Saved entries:
○ ○ ○ ○ ○ ○ ○

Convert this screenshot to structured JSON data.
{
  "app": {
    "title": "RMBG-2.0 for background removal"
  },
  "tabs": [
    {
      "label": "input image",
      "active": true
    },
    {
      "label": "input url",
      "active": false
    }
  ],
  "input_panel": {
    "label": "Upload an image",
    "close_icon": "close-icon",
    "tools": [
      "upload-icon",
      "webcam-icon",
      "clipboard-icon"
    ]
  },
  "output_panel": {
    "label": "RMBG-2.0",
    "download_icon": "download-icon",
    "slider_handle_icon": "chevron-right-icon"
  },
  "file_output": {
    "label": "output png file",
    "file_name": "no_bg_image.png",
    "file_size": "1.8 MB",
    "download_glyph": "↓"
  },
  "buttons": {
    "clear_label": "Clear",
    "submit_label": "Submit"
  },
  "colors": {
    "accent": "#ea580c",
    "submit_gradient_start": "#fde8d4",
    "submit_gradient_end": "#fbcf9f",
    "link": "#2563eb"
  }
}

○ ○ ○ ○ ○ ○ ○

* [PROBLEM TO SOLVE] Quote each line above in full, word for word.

* [EXERCISE OUTPUT]
Convert this screenshot to structured JSON data.
{
  "app": {
    "title": "RMBG-2.0 for background removal"
  },
  "tabs": [
    {
      "label": "input image",
      "active": true
    },
    {
      "label": "input url",
      "active": false
    }
  ],
  "input_panel": {
    "label": "Upload an image",
    "close_icon": "close-icon",
    "tools": [
      "upload-icon",
      "webcam-icon",
      "clipboard-icon"
    ]
  },
  "output_panel": {
    "label": "RMBG-2.0",
    "download_icon": "download-icon",
    "slider_handle_icon": "chevron-right-icon"
  },
  "file_output": {
    "label": "output png file",
    "file_name": "no_bg_image.png",
    "file_size": "1.8 MB",
    "download_glyph": "↓"
  },
  "buttons": {
    "clear_label": "Clear",
    "submit_label": "Submit"
  },
  "colors": {
    "accent": "#ea580c",
    "submit_gradient_start": "#fde8d4",
    "submit_gradient_end": "#fbcf9f",
    "link": "#2563eb"
  }
}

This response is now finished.